February 16, 2012
Today’s column won’t be one of those fascinating ones, filled with adventures from the past. I’m not in the mood for that, today.
My friend Matt Connor, freelance journalist, passed away on February 1, 2012. Matt lived on Water Street. He was from New Jersey, and attended Lock Haven University just a few years ahead of me. He got his start writing for the Eagle Eye, and went on to write for several newspapers, publish books, and work briefly for Marvel Comics.
I first met Matt a few years ago, when he came into the museum to research ghosts. He was writing an article about the local haunted houses, including my own. He was excited to hear that I live in a haunted house, and he wanted to hear all about it. We sat in the museum and discussed ghosts, and from that first meeting, a friendship grew.
We did historic research together. We talked about ghosts, dogs, and old houses. One time, he told me about the time when he worked for Marvel, at a convention. He ended up in an elevator with Spider-Man.
There were at least four Spider-Men running around, all played by various actors that Matt had been introduced to the night before. This one, in the elevator, had the full costume on, including the mask. Matt asked who he was, underneath the mask.
The Spider-Man whispered, ”I’m Peter Parker.”
(If you didn’t get a laugh out of that, you don’t read enough comic books. I always laughed, when Matt told the story).
This was Matt: Exciting, amusing, fun. He always wanted to learn more, to investigate the unexplored. Often, as we talked, I’d mention some offhand historic event, and out would come his notepad and a pen, scribbling it down for future reference. And two weeks later, a column would appear in the Express, as if by magic.
Almost two years ago, Matt found out that he had cancer. He was determined to fight it. If I ever get that sort of bad news, I hope I handle it with the courage and dignity that Matt did.

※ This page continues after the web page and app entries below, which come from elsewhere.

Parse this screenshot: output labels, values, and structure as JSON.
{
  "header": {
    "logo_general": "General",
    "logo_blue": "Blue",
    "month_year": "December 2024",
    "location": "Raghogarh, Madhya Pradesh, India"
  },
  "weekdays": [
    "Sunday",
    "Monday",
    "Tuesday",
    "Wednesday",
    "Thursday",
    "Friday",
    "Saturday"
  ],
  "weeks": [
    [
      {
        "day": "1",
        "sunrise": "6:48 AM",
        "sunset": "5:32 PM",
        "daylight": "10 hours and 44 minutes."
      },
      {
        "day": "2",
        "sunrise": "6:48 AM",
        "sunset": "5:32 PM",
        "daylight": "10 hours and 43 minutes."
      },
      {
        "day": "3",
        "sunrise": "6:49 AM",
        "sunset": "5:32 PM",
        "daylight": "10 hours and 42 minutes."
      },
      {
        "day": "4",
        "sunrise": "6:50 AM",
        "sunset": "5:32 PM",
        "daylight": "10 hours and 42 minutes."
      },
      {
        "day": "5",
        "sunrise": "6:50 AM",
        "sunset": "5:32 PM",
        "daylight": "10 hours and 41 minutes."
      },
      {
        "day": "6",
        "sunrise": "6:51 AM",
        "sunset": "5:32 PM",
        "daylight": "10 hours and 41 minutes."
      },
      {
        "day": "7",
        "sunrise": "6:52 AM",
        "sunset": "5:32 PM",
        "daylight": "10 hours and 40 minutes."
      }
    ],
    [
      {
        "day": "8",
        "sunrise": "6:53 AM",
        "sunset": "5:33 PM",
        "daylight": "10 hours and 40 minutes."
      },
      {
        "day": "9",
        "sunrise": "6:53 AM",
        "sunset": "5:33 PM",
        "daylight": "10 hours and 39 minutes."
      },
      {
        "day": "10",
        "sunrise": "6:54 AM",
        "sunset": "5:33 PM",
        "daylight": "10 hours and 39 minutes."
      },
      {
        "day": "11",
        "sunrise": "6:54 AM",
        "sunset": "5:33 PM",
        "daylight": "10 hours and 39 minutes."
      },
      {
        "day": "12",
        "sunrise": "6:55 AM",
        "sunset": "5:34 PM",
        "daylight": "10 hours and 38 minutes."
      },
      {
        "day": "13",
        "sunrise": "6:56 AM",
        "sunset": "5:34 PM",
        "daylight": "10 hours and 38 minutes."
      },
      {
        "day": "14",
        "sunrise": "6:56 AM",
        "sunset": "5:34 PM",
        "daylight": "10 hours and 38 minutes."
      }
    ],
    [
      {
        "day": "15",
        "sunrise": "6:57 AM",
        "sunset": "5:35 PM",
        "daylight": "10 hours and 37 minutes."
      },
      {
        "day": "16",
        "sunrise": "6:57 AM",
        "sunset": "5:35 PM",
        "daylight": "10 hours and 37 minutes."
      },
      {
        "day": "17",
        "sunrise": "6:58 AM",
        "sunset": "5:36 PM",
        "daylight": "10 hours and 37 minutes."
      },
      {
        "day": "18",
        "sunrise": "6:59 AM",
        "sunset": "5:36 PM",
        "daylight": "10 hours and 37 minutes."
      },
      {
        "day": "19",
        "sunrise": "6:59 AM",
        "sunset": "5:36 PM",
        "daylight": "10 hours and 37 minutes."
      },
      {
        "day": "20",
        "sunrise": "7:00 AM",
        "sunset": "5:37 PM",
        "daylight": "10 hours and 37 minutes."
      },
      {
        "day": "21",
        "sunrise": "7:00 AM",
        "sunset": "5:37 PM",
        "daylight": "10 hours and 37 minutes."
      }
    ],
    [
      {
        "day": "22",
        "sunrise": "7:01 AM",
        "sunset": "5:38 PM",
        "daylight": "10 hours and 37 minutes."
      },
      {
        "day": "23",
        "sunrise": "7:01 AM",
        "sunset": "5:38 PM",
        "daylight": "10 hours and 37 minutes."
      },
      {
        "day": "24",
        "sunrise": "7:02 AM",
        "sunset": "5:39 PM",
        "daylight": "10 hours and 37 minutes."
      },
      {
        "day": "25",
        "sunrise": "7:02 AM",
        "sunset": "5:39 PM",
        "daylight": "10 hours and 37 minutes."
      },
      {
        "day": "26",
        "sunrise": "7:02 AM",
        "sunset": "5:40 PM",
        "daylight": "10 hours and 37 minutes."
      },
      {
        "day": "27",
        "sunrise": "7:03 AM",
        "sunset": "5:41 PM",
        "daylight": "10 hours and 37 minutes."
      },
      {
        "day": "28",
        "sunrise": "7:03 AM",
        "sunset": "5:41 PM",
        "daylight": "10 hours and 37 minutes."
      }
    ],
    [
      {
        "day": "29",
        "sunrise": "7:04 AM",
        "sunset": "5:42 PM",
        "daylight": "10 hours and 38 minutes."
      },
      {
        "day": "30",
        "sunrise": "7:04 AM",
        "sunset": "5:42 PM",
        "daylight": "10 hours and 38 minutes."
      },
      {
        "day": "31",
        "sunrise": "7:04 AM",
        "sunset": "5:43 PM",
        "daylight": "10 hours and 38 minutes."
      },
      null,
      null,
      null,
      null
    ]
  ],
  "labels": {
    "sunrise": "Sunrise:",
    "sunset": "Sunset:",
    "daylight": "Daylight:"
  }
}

When he went for his treatments, he would ask me to stop by his house and take care of his dogs. Matt had some friendly little Boston Terriers, Tillie and Rose, and an adorable pug named Annabelle. He’d rescued Annabelle years before, and she adored him. Sometimes, I would call on his cell phone and put Annabelle on the phone, to hear his voice. When I came over, she was friendly to me, but I was clearly not the human she wanted. She would hang her little head, and mope. The message was pretty obvious: “You’re not Matt. Where’s Matt?”
“I think she’s jerking you around, Lou,” said Matt when I told him. “She knows you’re a sucker for that.”
“She loves you, man,” I said. “It’s true that I give her pretty much anything she wants, when she does that… but you’re her person.”
The last time I saw Matt was a few weeks before his death. He called me up out of the blue to ask if I was doing anything. I wasn’t, and we had lunch together. We sat down for burgers and fries, and chatted, as friends do. We talked about the usual: Ghosts, the museum, our columns. Nothing special, in other words. Just a casual lunch between friends.
Would I have changed anything, if I’d known it was going to be the last time?
I don’t think so. We had a nice talk together, joked and kidded, and just basically hung out. You really can’t ask for more than that. It wasn’t such a bad way to say goodbye.
I’d like to think Matt would be proud to be featured in the Eagle Eye. He always took pride in having written for it, back in college. It seemed like a good idea, to remember him in these pages. Matt would have told me not to cry for him, to go on with my life.
But I can’t stop thinking about little Annabelle, sitting on the floor, wondering when Matt will come home. She’s going to miss him, too.
And me? It’ll be a while before I can read Spider-Man without crying.
I’ll miss you, Matt. You’re going, now, to be part of the history of this community you loved.